Friday 10 September 2021

Quite a week on the patch!

Yes indeedy, the magic didn't wear off on Sunday but kept going right through the week. Monday and Tues were quieter though, with just a new pied flycatcher for me troubles. But things kicked off again on Wednesday when the conditions were very promising - nice light south-easterlies and a bit of patchy mist and drizzle.

With no evidence of anything new at Shite Lane and Marsh lane, I very nearly didn't bother doing the top lane, as I had a ton of brown envelopes to go through back in the office. However, it was very fortuitous that I made the effort.

After bumping into a couple of whinchats, I was scanning the fencelines in the mist when I was momentarily confused by a weird looking male wheatear on a post. But something didn't look right about it, so I edged a bit nearer....

Not a male wheatear...

The penny dropped. Grey shrike sp! Looked small and long-winged - shurely it had to be a lesser grey shrike! Then it flew and I lost it. And in trying to find it got distracted by a bunting going "pwit pwit"....

An ortolan, yesterday

Ortolan bunting! Huzzah! A classic early September score for Galley - we probably average one every couple of years here. Meanwhile where did the shrike get to?

By this time, Chris had shown up with a scope and we managed to relocate it at the bottom of the top lane, where we got better views

Look at the primaries on that! [Photo: C. O'Sullivan]

Whilst watching it, we noticed that it was colour-ringed - and once this news had gone out we were informed of the existence of a Spanish reintroduction programme, with eggs and chicks being reared to fledging and then released into the wild. More on the project here.

Lets leave that there shall we? Did score a bonus turtle dove on another late pm sortie....

Moving on to Thursday, and after the rain moved through I thought I'd have another punt around, only to bang straight into my first pectoral sandpiper at Galley, on the wee stream that flows out of Marsh Lane

A pec sand yesterday (uncropped)

It was really tame, and actually flew towards us at one point. I commando crawled over the shingle to get some closer shots, thinking of Derek Nimmo all the while!


A great wee bird! Twitching a fine wryneck this am surely brings this amayzing spell at Galley to an end? We shall see....

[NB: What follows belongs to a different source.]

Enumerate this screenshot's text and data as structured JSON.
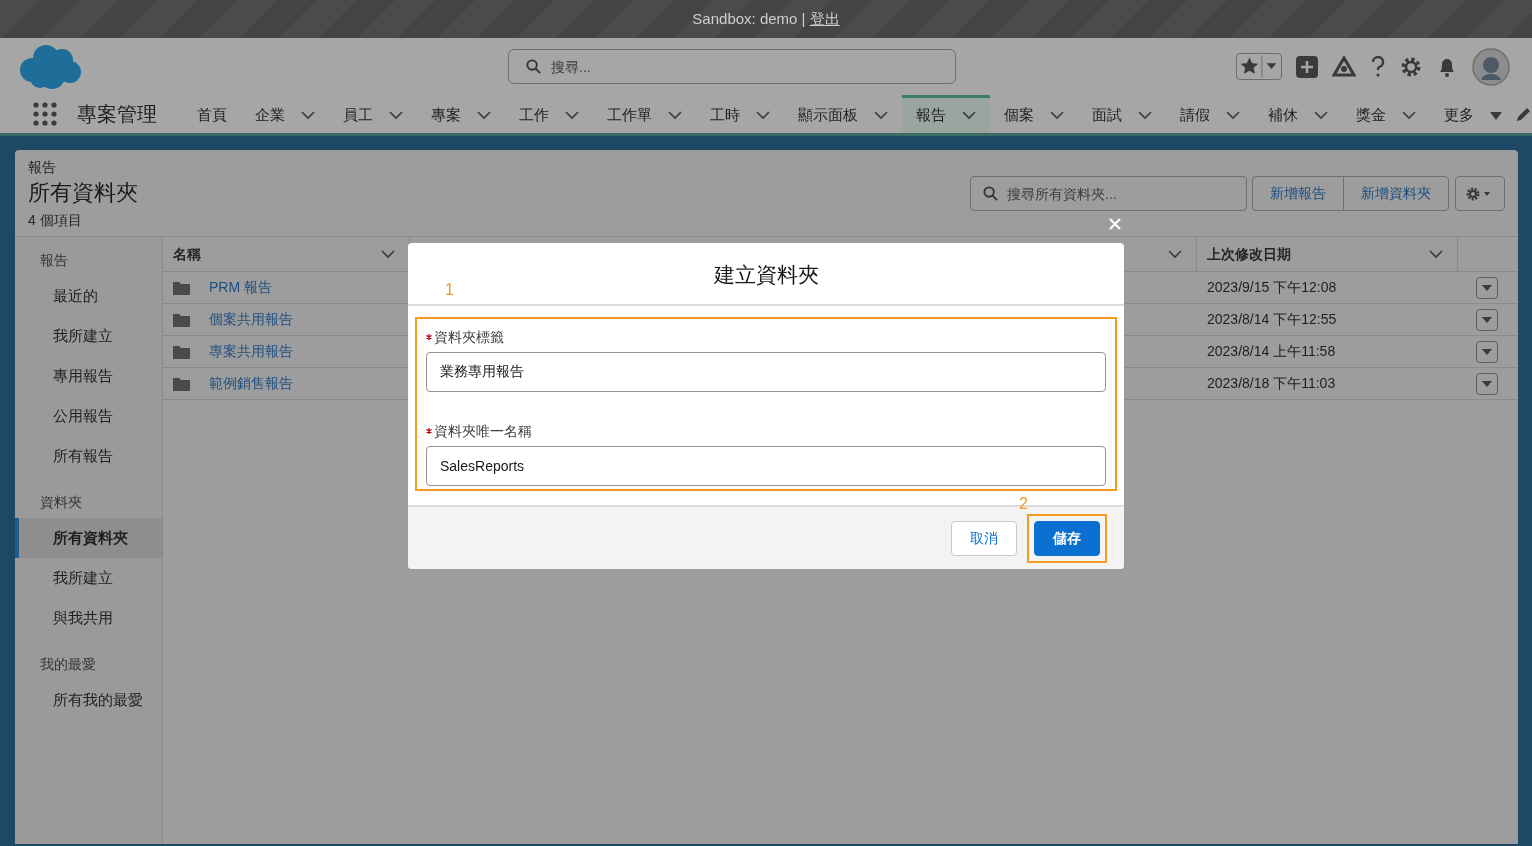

Still second last in the Golden mallard standings tho!

Monday 6 September 2021

Quite a weekend on the patch

Its been light easterlies for a good while now but things have remained slow and steady on the year list front, now that the autumn has officially started. The calm conditions at the end of August resulted in good numbers of waders going through, with two knot being the best, while I also had to twitch a spotted flycatcher found by Old Spoons just in case the autumn was as dud as the seawatching season has been. 

However, things picked up on the mig front on 1st September when both pied flycatcher and coot appeared; the former being more regular than the latter. Saturday morning saw me keen to avenge the painful miss of 3 stock doves and a flyover dotterel during the week and I duly scored with a fine whinchat on the lighthouse road - one that I missed last year.

Exhibit A - a whinchat

A while scanning the sycamores of Dirk produced another spotted flycatcher, plus a few phylloscs, when all of a sudden a bigger, warbler appeared in the foliage. Clearly a hippo, it didn't look "long-winged" and had no wing panel - melodious warbler! My 4th at Galley, and first since 2017. All good!

Another spotted flycatcher

However, things were to get even better on Sunday. Out again on foot, it was slow to start with, with the odd phyllosc here and there, until the blue house garden produced another spotted flycatcher and better yet, a fine redstart, my first for a couple of years.

blurred and on the huh, yesterday

Encouraged to push on, that was it for a good while, until I bumped into a small, pale warbler bouncing around a field edge. Luckily the camera wasn't still in the bag....


Fortunately the bird was very obliging, and seemingly oblivious to my presence. The way it was bouncing around suggested it hadn't been in long, but I was able to get a bit closer and confirm my suspicions that the bird was a booted warbler!!

Getting closer, and nearly in focus.....

It flipped back over the hedge and I was able to sneak up and point the camera at it for one more burst before it was away across the field and into a large sycamore bush, with literally masses of cover beyond...

Booted Warbler, Galley Head, 5/9/2021

I never saw it again, despite giving it a good while. Finding a rare is so often such a massive slice of luck that it does my head in! If I'd spent another five mins trying to get an even better redstart pic I would have missed the booted altogether! Sometimes everything comes together tho, and makes all those empty slogs round Galley worthwhile!